"I was annoyed. This is the third time getting rescheduled to fight this guy," Edwards said at the time. "Once I found out the reason, I had it in December and had lingering effects as well. What could I say? Main thing is health. My next thought was, 'What's our next option?' That's my aim, is to stay on and compete on this card."

Before booking Muhammad as Edwards' opponent, the UFC looked into several other options, ranging from Covington to Stephen Thompson to unranked star Nate Diaz. After not competing for 20 months, Edwards was willing to fight anyone -- and the No. 13-ranked Muhammad was the one who agreed.

"I'm out here risking it all to prove to the world I'm No. 1," Edwards said. "If I believe I'm No. 1, it doesn't matter who is No. 2 or No. 3, line them up and I'll beat them all. I treat every fight like a title fight, and I'm not looking past Belal Muhammad. If I go out and, God forbid, lose to this man, all the talk about No. 1 contender or title shot talks goes away. I am fully focused."

Muhammad: Las Vegas

Simpson has spent hours upon hours on the phone, working with the UFC to try to get Edwards the best fight possible. So, as much respect as the entire team has for Muhammad and his willingness to take the fight, it's disappointing to Simpson to not have corralled a name like Masvidal or Covington. That is what he believes Edwards deserves.

But every fight is an opportunity, even if it's not the one you would have asked for.

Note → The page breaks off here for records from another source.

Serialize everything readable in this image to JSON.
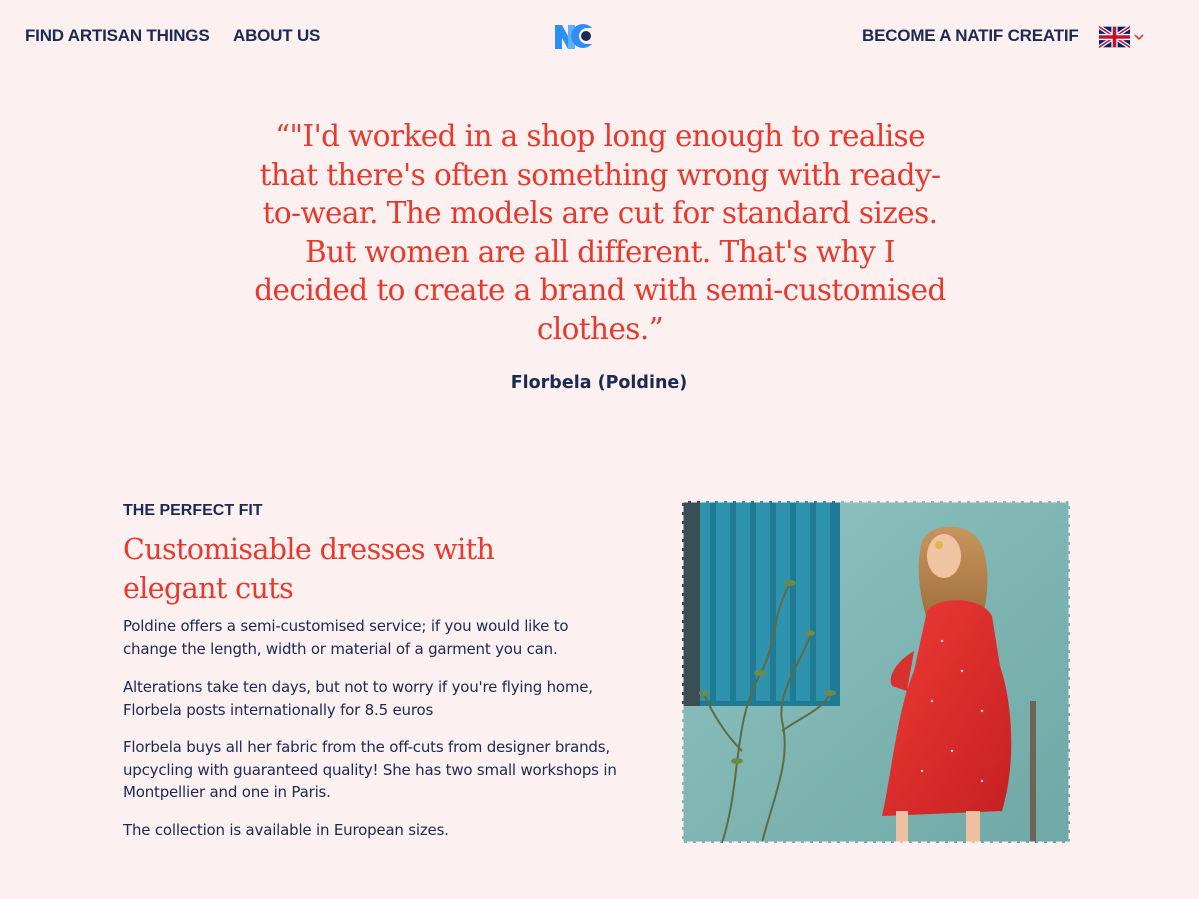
{
  "nav": {
    "find_label": "FIND ARTISAN THINGS",
    "about_label": "ABOUT US",
    "become_label": "BECOME A NATIF CREATIF",
    "language": "English"
  },
  "quote": {
    "text": "“\"I'd worked in a shop long enough to realise that there's often something wrong with ready-to-wear. The models are cut for standard sizes. But women are all different. That's why I decided to create a brand with semi-customised clothes.”",
    "author": "Florbela (Poldine)"
  },
  "feature": {
    "eyebrow": "THE PERFECT FIT",
    "heading": "Customisable dresses with elegant cuts",
    "paragraphs": [
      "Poldine offers a semi-customised service; if you would like to change the length, width or material of a garment you can.",
      "Alterations take ten days, but not to worry if you're flying home, Florbela posts internationally for 8.5 euros",
      "Florbela buys all her fabric from the off-cuts from designer brands, upcycling with guaranteed quality! She has two small workshops in Montpellier and one in Paris.",
      "The collection is available in European sizes."
    ]
  },
  "colors": {
    "background": "#fdf0f1",
    "navy": "#1a2a52",
    "accent_red": "#e83a2c",
    "logo_blue": "#2f8ff0"
  },
  "icons": {
    "logo": "natif-creatif-logo",
    "language": "uk-flag-icon",
    "dropdown": "chevron-down-icon"
  }
}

And on Saturday, Edwards has an opportunity to remind everyone why he's ranked where he is and why he considers himself the best welterweight in the world.

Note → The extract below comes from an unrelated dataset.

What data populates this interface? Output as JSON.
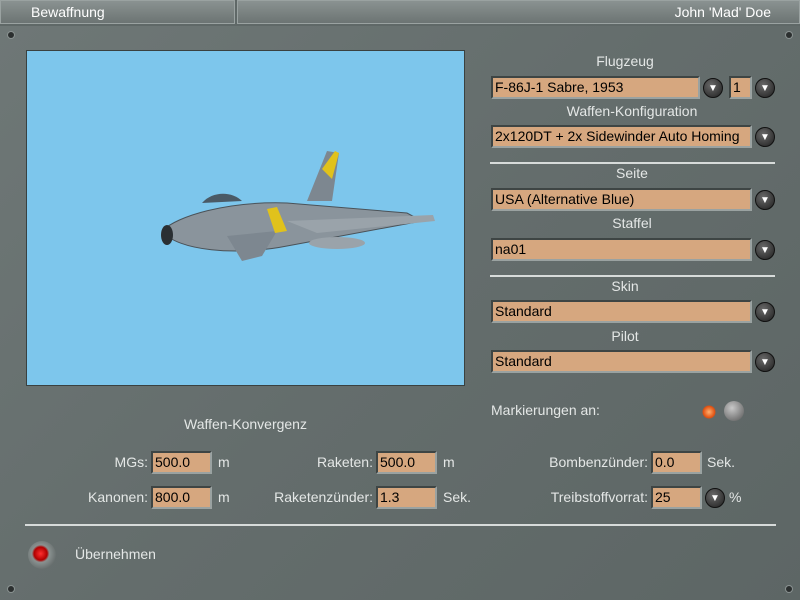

"He's only 29 and coming into his prime," Simpson said. "Having the ability to take 18 months off and not be injured, and build a new body and skill set, it will be interesting to compare him to what he was before. How often does a professional athlete get to put everything on pause and come back in a new body with a new skill set?

"There's a thought there by Leon that this was all part of a bigger plan, and he's looking at it as a time of improvement, rather than time wasted."